When we learn a new figure, it is broken down into 10 elements.
Today we will discuss Alignment in Ballroom dances (we are not talking
latin). Alignment is defined as the relationship of your feet to the room
"Period." Hunh! That doesn't tell me very much. I think this definition
leaves a lot to be said and is confusing (at least to me). So I will amplify:
- Number of steps
- Feet Positions
- Amount of Turn
- Rise and Fall
- CBM, Where and When?
- Precedes and
Actually, Yes! Alignment is the relationship of your feet to the room (lol),
but certain considerations are very important.
I said enough:...It's your turn..for diagram,
see Alex Moore's Book "Ballroom Dancing" page 39....happy dancing from Max.

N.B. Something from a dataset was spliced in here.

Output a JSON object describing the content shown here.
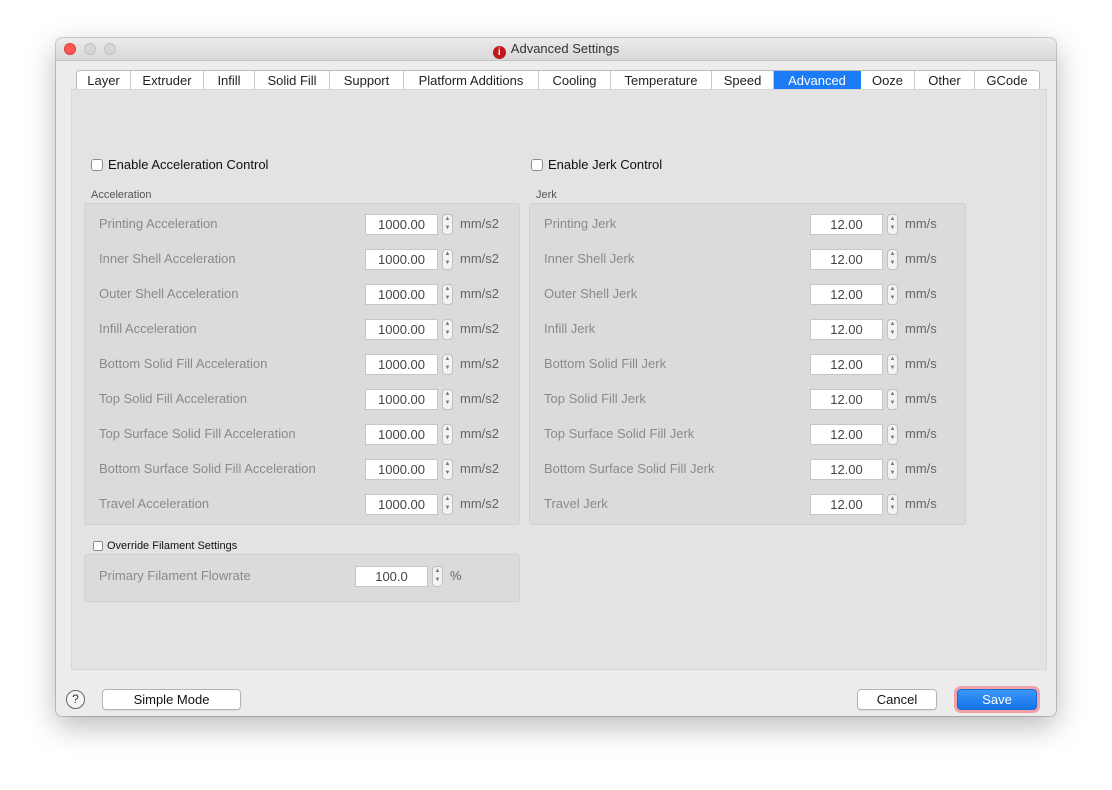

- LOD: Without the mention of LOD there is no alignment. So, no matter where
we are in the room, mentally we must be aware of which line of dance we are
following. There are typically 4 LODs, 2 along the long side of the room and
2 along the short side of the room. It will suffice to say that alignment is
relationship of the feet to the room for a particular line of dance.
- Facing, Backing and Pointing Alignments: If the figure is traveling forward
you (Man) have a facing alignment and your partner has a backing alignment.
If the figure travels backward, as man you have a backing alignment and the
woman has facing alignment. It must be said that if we have facing or backing
alignment our feet and body are facing or backing straight in one direction.
However when one foot turns more and points in a different direction and body
turns less, this is a "pointing alignment." This happens on the inside of the
turns. The inside of the turn is, when one is stepping back. For example: In
Natural turn (right box turn) in Waltz (MAN), the 4th step is back, backing
LOD but the 5th step points towards Diagonal Center, the body is still behind
in the turn and is facing to the Center at this time. Then as he closes the
left foot to the right foot the body completes the turn and he faces diagonal
to center. Ladies! You are going back on left foot on 1, backing diagonal wall,
then in the second step, right foot points to LOD, body turns less. Then, on
3 you close your left foot to right foot and body completes turn. Get it? I
know I used to have a problem with that myself but let me tell you if we don't
understand this we don't understand TURN.
- End of the STEP: Once again this "end of the step" thing is very important.
As in our feet positions, Alignment is, what we have at the end of that step...
- NEW LOD: Of course when at corners, we switch from one LOD to the next,
our alignments take a different perspective and they become a part of that new
LOD. So when you study the technique book there will be one time mention only,
of NEW LOD and the following alignments will relate to new LOD.
- Brain Teaser: What happens to Diagonal Center at the Corner? It becomes
Diagonal Wall of the NEW LOD.
- Center does not necessarily mean the Center of the Room. Actually it is an
imaginary line to the mans left if he is going forward, like the Wall is to
the right. Think about it like this! You are traveling forward along the LOD.
Just imagine you are in a dark tunnel. To your right is the Wall and to your
left is Center. This will hold true whether you are at the beginning of the
tunnel or the end.
Questions and comments to Dancemax@aol.com,